The report raised doubt on an allegation arising from a recent settlement between UK Serious Fraud Office’s (SFO) and Airbus concerning a $50 million (RM207 million) sponsorship of the Caterham Formula 1 racing team, which was alleged to be part of a deal involving an order of 180 aircraft by AirAsia.
Some of the documents released after the settlement include trail of emails that showed interactions between Airbus and key decision makers of AirAsia.
The AirAsia Group had rejected the allegation of wrongdoing which was said to have taken place between 2013 and 2015.
The Star quoted a source who pointed out that based on the document released, there was a timeline mismatch as the content of the emails released before October 2013 were not part of the charge against Airbus.
“Thus, how can emails for sponsorships that had already happened from 2010 to 2011 be used as evidence for sponsorships in 2013 to 2015?” asked the source.
The report also noted that prior to October 2013, AirAsia already secured sponsorships totalling $66 million (RM274.4 million).
It also detailed how Airasia and Airbus had in June 2011 announced a US18.2 billion (RM75.7 billion) deal for 200 airplanes, which analysts at that time deemed to be a necessary deal.
The source was also quoted in the report as saying that an independent audit, commissioned by the AirAsia’s board should determine on whether the pricing secured from Airbus were fair or overpriced.
“Perhaps Airbus should allow Fernandes to disclose the price of the planes he acquired for the AirAsia group, and compare it to the price Airbus sold its aircraft to other airlines that that time,” said the source.
The Star report also pointed out how SFO had an inconsistent track record as it has lost a number of high profile cases in the courts.
The SFO’s charges against former Tesco executives, accused of being the masterminds behind a major accounting scandal, were thrown out last December after a judge deemed the case too “weak” to face a jury.
The SFO also saw its case against Barclays bank, over a Qatar fundraising, dismissed by the court in 2018. The SFO later lost a high court appeal to reinstate those charges.

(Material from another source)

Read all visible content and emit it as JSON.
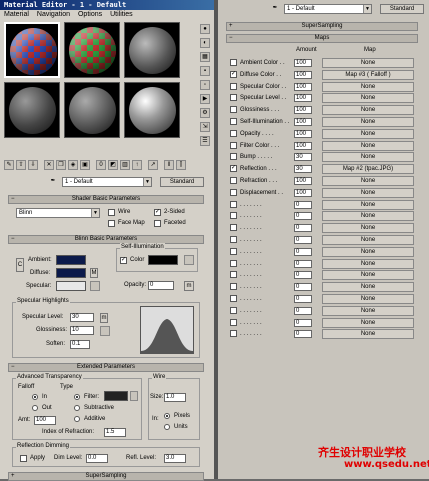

Until 2017, former UK prime minister Theresa May had tried to abolish the SFO. She intended to have the SFO absorbed by the larger National Crime Agency.